Human Heritage on the Moon
For All Moonkind has an ambition — to educate the public about the human heritage on the moon by creating an online registry that archives moon landing related artifacts that are approved by archeologists and space scientists.
Role: Strategy / Design
Collaborate with: Founder / Technical Lead / Project Manager / Archaeologists and Space Scientists
Getting Public Recognition
One of the primary mission of For All Moonkind is to get the public enthusiastic again about our space missions globally and throughout history.
To achieve this goal, I was commissioned to design a set of high fidelity mockups for a public-facing web pages that will make people excited about moon landing sites.
I gathered inspirations with elements that may be of visual interests when planning for the design, since I know that the goal for this set of mockup is more about public promotion, therefore it’s more important to produce something that’s visually impactful.
The visual identity is kept minimum with a sci-fi look and feel with light on dark elements.
Telling a Story
Although the primary function of the registry site is to be catalogue all artifacts from the global moon landing sites, storytelling may be the best way to get people excited about the space missions.
When presented at an UN conference, it was very positively received.
(The data presented on the set of mockups is not accurate, and is meant to be placeholders.)
A Rigorous Review Process
The working group that consists of archeologists and space scientists are very concerned about the dignity and accuracy of the data being stored and presented on the registry. Unlike Wikipedia, where crowdsource editing is encouraged, the working group wanted a very rigorous review process that consists all the essential steps to ensure both the data and metadata are recorded accurately.
Internally, we had to structure the data to develop the archive. To approach this, I looked at museum websites and online archives, and came up with a basic structure.
A Review Dashboard
A Review Dashboard is what accredited scientists of the registry have access to, in order to manage their review and approval process of data entry into the registry.
Previously, when presenting the design to the scientists from the working group, it wasn’t immediately clear that the design is not meant to be accurate or finished—instead, it is a visual representation of what the final product could be, and a visual cue to get their responses and feedback in order to move on to our design and development next stages.

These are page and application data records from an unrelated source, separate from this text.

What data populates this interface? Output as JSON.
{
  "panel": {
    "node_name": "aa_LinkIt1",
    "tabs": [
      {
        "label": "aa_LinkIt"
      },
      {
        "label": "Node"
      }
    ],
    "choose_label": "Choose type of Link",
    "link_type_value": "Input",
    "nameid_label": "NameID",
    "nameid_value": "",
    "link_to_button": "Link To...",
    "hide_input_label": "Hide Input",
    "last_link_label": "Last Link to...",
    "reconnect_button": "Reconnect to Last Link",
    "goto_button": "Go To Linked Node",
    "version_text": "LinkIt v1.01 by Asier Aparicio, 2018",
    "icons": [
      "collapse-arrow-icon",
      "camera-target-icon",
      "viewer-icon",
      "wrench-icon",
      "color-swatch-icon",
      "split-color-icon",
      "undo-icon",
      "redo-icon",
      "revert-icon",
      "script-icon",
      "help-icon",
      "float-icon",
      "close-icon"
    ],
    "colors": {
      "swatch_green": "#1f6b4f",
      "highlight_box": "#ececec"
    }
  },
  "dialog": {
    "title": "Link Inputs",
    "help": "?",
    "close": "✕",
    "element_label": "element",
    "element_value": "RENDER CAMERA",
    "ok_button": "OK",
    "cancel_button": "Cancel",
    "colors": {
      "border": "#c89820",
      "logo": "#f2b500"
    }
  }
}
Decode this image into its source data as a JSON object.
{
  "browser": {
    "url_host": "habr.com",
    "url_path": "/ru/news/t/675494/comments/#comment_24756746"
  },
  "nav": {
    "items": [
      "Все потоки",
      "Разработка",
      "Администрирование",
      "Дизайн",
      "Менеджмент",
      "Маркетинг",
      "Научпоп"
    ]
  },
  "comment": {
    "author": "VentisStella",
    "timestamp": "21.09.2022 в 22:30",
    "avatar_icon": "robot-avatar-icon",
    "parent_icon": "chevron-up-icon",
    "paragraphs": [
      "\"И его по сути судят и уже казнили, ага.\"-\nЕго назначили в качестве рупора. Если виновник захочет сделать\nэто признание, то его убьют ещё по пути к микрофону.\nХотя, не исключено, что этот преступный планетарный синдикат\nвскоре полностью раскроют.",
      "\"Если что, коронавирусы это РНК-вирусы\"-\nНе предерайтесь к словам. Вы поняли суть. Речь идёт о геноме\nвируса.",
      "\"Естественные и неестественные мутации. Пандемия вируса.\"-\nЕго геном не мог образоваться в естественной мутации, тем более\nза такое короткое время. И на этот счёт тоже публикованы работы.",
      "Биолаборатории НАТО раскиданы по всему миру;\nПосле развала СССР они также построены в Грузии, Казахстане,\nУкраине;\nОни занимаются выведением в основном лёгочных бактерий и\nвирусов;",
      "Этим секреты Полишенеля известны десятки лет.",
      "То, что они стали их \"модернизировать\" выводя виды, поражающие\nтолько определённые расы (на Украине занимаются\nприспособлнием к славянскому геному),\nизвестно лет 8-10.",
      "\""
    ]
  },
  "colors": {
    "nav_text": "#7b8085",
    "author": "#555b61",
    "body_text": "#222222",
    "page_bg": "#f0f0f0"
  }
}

Ideally, I would rather run some participatory design working session with the scientists to understand their expertise, concerns, and preferences. However, it is quite challenging to get much time with the scientists, we had to be as strategic and careful as we could to explain the design when we did get a chance to present to them.
To even better clarify the design, so that the scientists don’t get sidetracked by placeholder texts, I annotated each elements on the dashboard.
This project is still ongoing. The next step for design is to sketch out the entire review flow that is intuitive and can ensure data accuracy and dignity during the review process.